- 0Jan 8, '13 by CapeCodMermaid, RNShe's going to fall. Unless you sit on her, you won't be able to prevent it. SO...try to keep her from hurting herself if she does fall. Does she want to toilet herself? Perhaps a fluffy bath rug secured to the floor so in case she takes a tumble, she'll land on something soft. Throw a towel over the bath room door...that way she can shut the door but it won't lock.
You might not be able to get through to her. Since you're with her all day, can you do some exercises with her? Even people with dementia can benefit from strength training.
- 1Jan 8, '13 by lovingtheunlovedI completely agree that she's going to fall. If someone followed me into the bathroom, I wouldn't be real cooperative either.
Sugar. Give her sugar. Food usually works, and they like sweets. I've avoided many ass kickings with cookies.Last edit by Esme12 on Nov 8, '13
- 0Jan 18, '13 by bluegeegoo2, LVNI attended a wonderfully insightful in-service on Alzheimer's/Dementia. The story: Imagine you're sitting at home, watching TV on you're comfy couch when suddenly, a stranger walks in and begins to rummage through your things and speaks to you in a language you can't fully comprehend. How would you feel? How would you react? That, in a nutshell, is how an Alzheimer's/Dementia pt feels when we enter their room/home.
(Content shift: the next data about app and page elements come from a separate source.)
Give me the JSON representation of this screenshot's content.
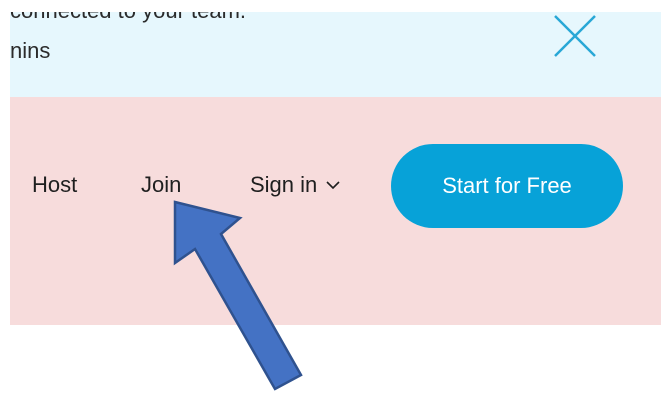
{
  "banner": {
    "line1": "connected to your team.",
    "line2": "nins",
    "close_icon": "close-icon"
  },
  "nav": {
    "host_label": "Host",
    "join_label": "Join",
    "signin_label": "Sign in",
    "signin_icon": "chevron-down-icon",
    "start_label": "Start for Free"
  },
  "colors": {
    "banner_bg": "#e6f7fd",
    "nav_bg": "#f7dcdc",
    "accent": "#07a2d8",
    "annotation_arrow": "#4472c4"
  }
}
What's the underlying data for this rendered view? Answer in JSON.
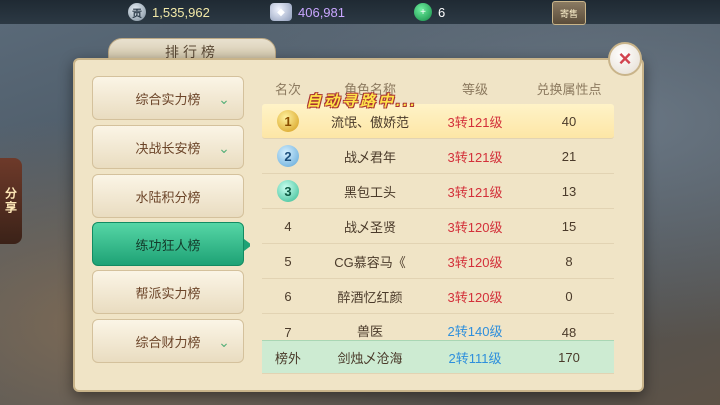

They feel violated, afraid, and very suspicious of your intentions. Because of the language comprehension issue, they are not very likely to fully comprehend what your stated purpose for being there is. Try to put yourself in that scenario. What, if anything, could help you feel more at ease? What body language/movements would cause you to feel threatened or feel like you are likely safe? If the names of family members are known, use them. "Sally wanted me to come by to see how you are", can go a long way with a dementia pt. Familiarity reigns supreme. If she likes to knit, do word searches, anything that she enjoys try to talk about them. If she is able, have her teach you how to do them. There's a lot of trial and error with dementia pts, but I have no doubt you'll find what appeals to her and will help her feel more secure with you around. And cookies never hurt.
- 0Jan 18, '13 by Blackcat99I went to do private duty with an alzheimer's patient who lived at an assisted living facility. She told me that she didn't want any strangers in her room and that I needed to leave. I told her I was very sorry but I could not leave. I "lied" and told her that her daughter had called me at home and told me that I had to go and spend the night with her. Once she "understood" that it was her daughter who had sent me we had a good night.Last edit by Blackcat99 on Jan 18, '13
- 1Nov 8, '13 by jg24I work with 25 alzheimers/dementia pts at a nursing home so I know how stressful it can be. I have found that once I have been around them for a few days they recognize me and my voice and are not so intimidated. They still have severe temper outbursts at times, but I talk calmly with them and talk about things they lime and they forget what they were mad about. Patience and understanding are the keys to caring for these patients.